We've heard of whale beachings before, but it seems as though endangered sea turtles have recently followed suit. Hundreds of olive ridley turtles have been found dead along Bangladesh's coast in the past two weeks. Could it be something in the water?

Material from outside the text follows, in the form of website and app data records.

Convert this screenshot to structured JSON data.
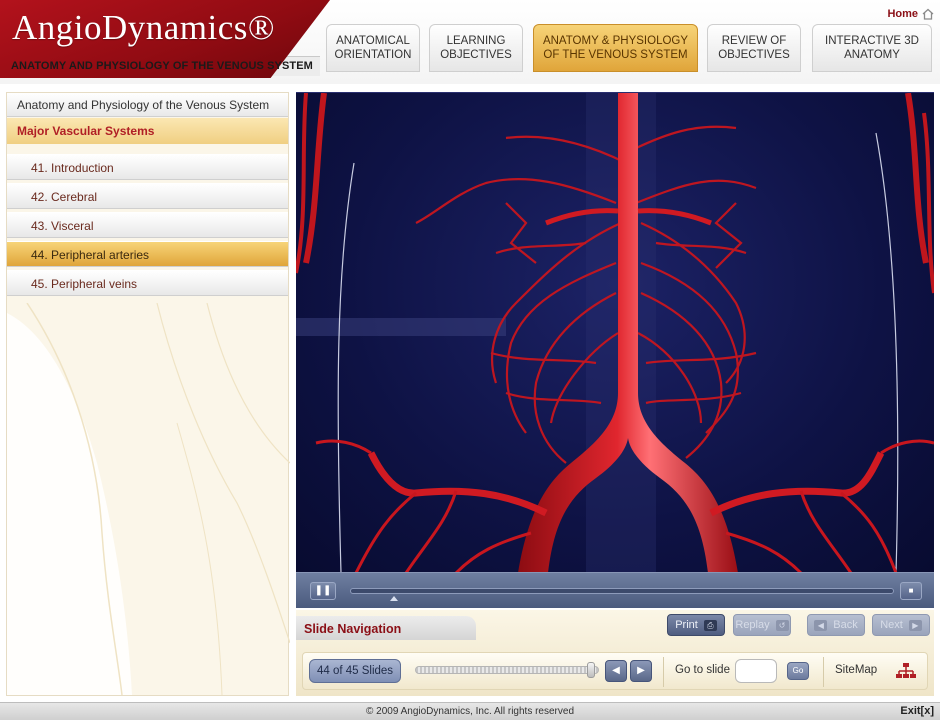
{
  "brand": {
    "logo": "AngioDynamics®",
    "subtitle": "ANATOMY AND PHYSIOLOGY OF THE VENOUS SYSTEM",
    "brand_color": "#a5141c"
  },
  "header": {
    "home_label": "Home",
    "home_icon": "house-icon",
    "tabs": [
      {
        "label": "ANATOMICAL\nORIENTATION",
        "active": false
      },
      {
        "label": "LEARNING\nOBJECTIVES",
        "active": false
      },
      {
        "label": "ANATOMY & PHYSIOLOGY\nOF THE VENOUS SYSTEM",
        "active": true
      },
      {
        "label": "REVIEW OF\nOBJECTIVES",
        "active": false
      },
      {
        "label": "INTERACTIVE 3D\nANATOMY",
        "active": false
      }
    ]
  },
  "sidebar": {
    "header": "Anatomy and Physiology of the Venous System",
    "section": "Major Vascular Systems",
    "items": [
      {
        "label": "41. Introduction",
        "active": false
      },
      {
        "label": "42. Cerebral",
        "active": false
      },
      {
        "label": "43. Visceral",
        "active": false
      },
      {
        "label": "44. Peripheral arteries",
        "active": true
      },
      {
        "label": "45. Peripheral veins",
        "active": false
      }
    ]
  },
  "viewer": {
    "content": "3D render of abdominal aorta and iliac arteries",
    "background_color": "#0e1244",
    "vessel_color": "#d01a22"
  },
  "playbar": {
    "pause_icon": "pause-icon",
    "stop_icon": "stop-icon",
    "progress": 0.08
  },
  "navigation": {
    "title": "Slide Navigation",
    "buttons": {
      "print": {
        "label": "Print",
        "icon": "printer-icon"
      },
      "replay": {
        "label": "Replay",
        "icon": "replay-icon"
      },
      "back": {
        "label": "Back",
        "icon": "left-arrow-icon"
      },
      "next": {
        "label": "Next",
        "icon": "right-arrow-icon"
      }
    },
    "slide_count": "44 of 45 Slides",
    "slide_position": 0.98,
    "goto_label": "Go to slide",
    "goto_value": "",
    "go_label": "Go",
    "sitemap_label": "SiteMap",
    "sitemap_icon": "sitemap-icon"
  },
  "footer": {
    "copyright": "© 2009 AngioDynamics, Inc. All rights reserved",
    "exit_label": "Exit[x]"
  }
}
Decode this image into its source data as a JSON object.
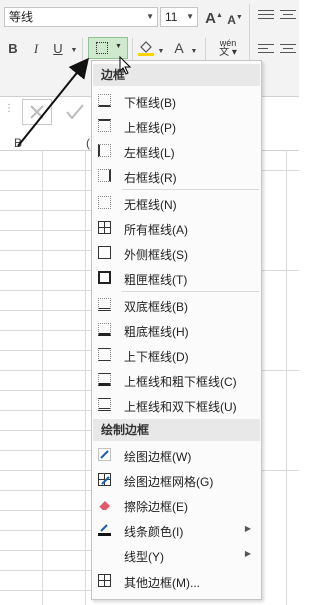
{
  "ribbon": {
    "font_name": "等线",
    "font_size": "11",
    "bold": "B",
    "italic": "I",
    "underline": "U",
    "font_color_glyph": "A",
    "grow_font": "A",
    "shrink_font": "A",
    "phonetic": "wén"
  },
  "sheet": {
    "col_label": "B"
  },
  "menu": {
    "section_borders": "边框",
    "section_draw": "绘制边框",
    "items": [
      {
        "label": "下框线(B)",
        "icon": "bottom-border-icon"
      },
      {
        "label": "上框线(P)",
        "icon": "top-border-icon"
      },
      {
        "label": "左框线(L)",
        "icon": "left-border-icon"
      },
      {
        "label": "右框线(R)",
        "icon": "right-border-icon"
      },
      {
        "label": "无框线(N)",
        "icon": "no-border-icon"
      },
      {
        "label": "所有框线(A)",
        "icon": "all-borders-icon"
      },
      {
        "label": "外侧框线(S)",
        "icon": "outside-borders-icon"
      },
      {
        "label": "粗匣框线(T)",
        "icon": "thick-box-border-icon"
      },
      {
        "label": "双底框线(B)",
        "icon": "double-bottom-border-icon"
      },
      {
        "label": "粗底框线(H)",
        "icon": "thick-bottom-border-icon"
      },
      {
        "label": "上下框线(D)",
        "icon": "top-bottom-border-icon"
      },
      {
        "label": "上框线和粗下框线(C)",
        "icon": "top-thick-bottom-border-icon"
      },
      {
        "label": "上框线和双下框线(U)",
        "icon": "top-double-bottom-border-icon"
      }
    ],
    "draw_items": [
      {
        "label": "绘图边框(W)",
        "icon": "draw-border-icon"
      },
      {
        "label": "绘图边框网格(G)",
        "icon": "draw-border-grid-icon"
      },
      {
        "label": "擦除边框(E)",
        "icon": "eraser-icon"
      },
      {
        "label": "线条颜色(I)",
        "icon": "line-color-icon"
      },
      {
        "label": "线型(Y)",
        "icon": "line-style-icon"
      },
      {
        "label": "其他边框(M)...",
        "icon": "more-borders-icon"
      }
    ]
  }
}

Yes. Most likely pollution and nets.
Jafar Ahmed, a top official in the government's marine fisheries department, would not give any specific reason for the spike in deaths, but said "the use of illegal fishing nets near the shoreline has apparently increased recently." Other turtles that come to lay eggs on the beaches may be killed by pollution, stray dogs or foxes, or captured by tourists.
All six species of sea turtles found in U.S. waters - including olive ridley - are listed as threatened or endangered under the Endangered Species Act. Despite the endangered status, each year, the U.S. government authorizes fisheries to kill nearly 10,000 sea turtles and to injure almost 350,000 more.
- Oceana Provides Common Hake Recovery Plan to Chilean Government Posted Wed, September 17, 2014
- Ocean Roundup: Gulf of Mexico Sharks are Shrinking, Caribbean Reefs Capable of Being Saved, and More Posted Fri, September 19, 2014
- Ocean Roundup: Tiny Clownfish Can Swim for 250 Miles, Sydney Harbor May Turn Tropical, and More Posted Thu, September 18, 2014
- Congress Advances Legislation to Fight Pirate Fishing, Keep Illegally-Caught Seafood Out of U.S. Market Posted Fri, September 19, 2014
- Sharks and Rays Gain International Protection under CITES Listing Posted Sun, September 14, 2014